When reached by phone and asked to comment on the statements in the lawsuit, Munford said that as the case “is pending, and I’m mentioned by name in it, I don’t feel I’m at liberty to discuss it.”
The tension between Haddock and Bennett increased in the roll up to Munford’s March 2018 primary election, with Haddock claiming that Bennett threatened to have her fired and that Bennett also made false public claims that Haddock was resigning.
In February 2018, an unnamed Fort Worth family lawyer — “who regularly practices in Tarrant Family courts” — set up Geraldhaddock.com. Since taken down, the website allegedly accused the Haddocks of spreading lies about Tarrant County political candidates, asked readers to provide the site with any “dirt” they might have on Diane Haddock, and referred to Haddock as “chicken lips.” Judge Bennett is alleged to have supplied the “smear campaign website with fodder against the Haddocks,” according to the lawsuit.
Bennett is also accused of trying to convene a meeting of the district judges to have Haddock fired and later of telling Haddock’s immediate boss, Judge William Harris, that Haddock had suddenly resigned. Harris apparently believed it for a short while. Bennett is also alleged to have made several social media posts about the alleged resignation, which “interfered with [Haddock’s] employment and demeaned [Haddock’s] marriage and family relationships to all who read them.”
Haddock also claims that Bennett’s posts incited many lawyers who regularly appeared in her court to “trash” her, which undermined Haddock’s authority as a judge.
While all of this was going on, Munford won his primary and is on the ballot this year, which Haddock claims has only caused Bennett to ramp up her efforts to get Haddock fired or to push her to resign. Haddock’s preference, according to her lawsuit, is to remain on the bench until “her originally planned retirement date of January 2022.”
Haddock is unsure that she will make it to that date because of the alleged campaign against her. In essence, she feels as though Bennett has put her in an untenable position of having to choose to “disassociate (divorce) from your husband or lose your job.”
Haddock’s lawsuit requests a jury trial and is seeking that the defendants permanently halt all retaliation and award Haddock “compensatory damages for the harm that she suffered, past and future, caused by [the] unlawful retaliation against her” and damages to cover her legal fees, among other things. No dollar amount is attached to the suit.
I made several attempts to reach Judge Bennett, Tarrant County, and Haddock’s lawyer, Taylor, but no one was available to discuss the lawsuit by press time. It is not known whether a countersuit has been filed.
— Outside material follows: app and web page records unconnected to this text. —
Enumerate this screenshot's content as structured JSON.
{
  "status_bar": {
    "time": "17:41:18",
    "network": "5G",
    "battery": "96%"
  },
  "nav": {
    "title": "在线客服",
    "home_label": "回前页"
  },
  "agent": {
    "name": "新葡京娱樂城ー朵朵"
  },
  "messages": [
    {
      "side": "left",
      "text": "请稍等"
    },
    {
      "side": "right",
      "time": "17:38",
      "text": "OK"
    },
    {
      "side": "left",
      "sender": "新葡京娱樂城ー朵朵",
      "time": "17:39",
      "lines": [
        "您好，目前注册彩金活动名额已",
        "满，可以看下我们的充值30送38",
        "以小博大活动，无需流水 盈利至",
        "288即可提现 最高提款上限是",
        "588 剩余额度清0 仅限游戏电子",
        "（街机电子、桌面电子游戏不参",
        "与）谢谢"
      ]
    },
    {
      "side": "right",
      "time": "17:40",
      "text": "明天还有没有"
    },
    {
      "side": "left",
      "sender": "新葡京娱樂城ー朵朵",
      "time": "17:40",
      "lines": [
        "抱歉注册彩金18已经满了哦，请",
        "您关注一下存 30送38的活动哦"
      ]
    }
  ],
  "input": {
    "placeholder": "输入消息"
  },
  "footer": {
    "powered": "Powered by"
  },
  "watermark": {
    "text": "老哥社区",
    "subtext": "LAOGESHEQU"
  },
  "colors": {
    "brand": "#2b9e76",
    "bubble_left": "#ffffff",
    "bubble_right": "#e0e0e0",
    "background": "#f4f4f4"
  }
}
Editor’s note: This article has been updated to correct erroneous information. Munford won his primary and is on the ballot. We regret the error.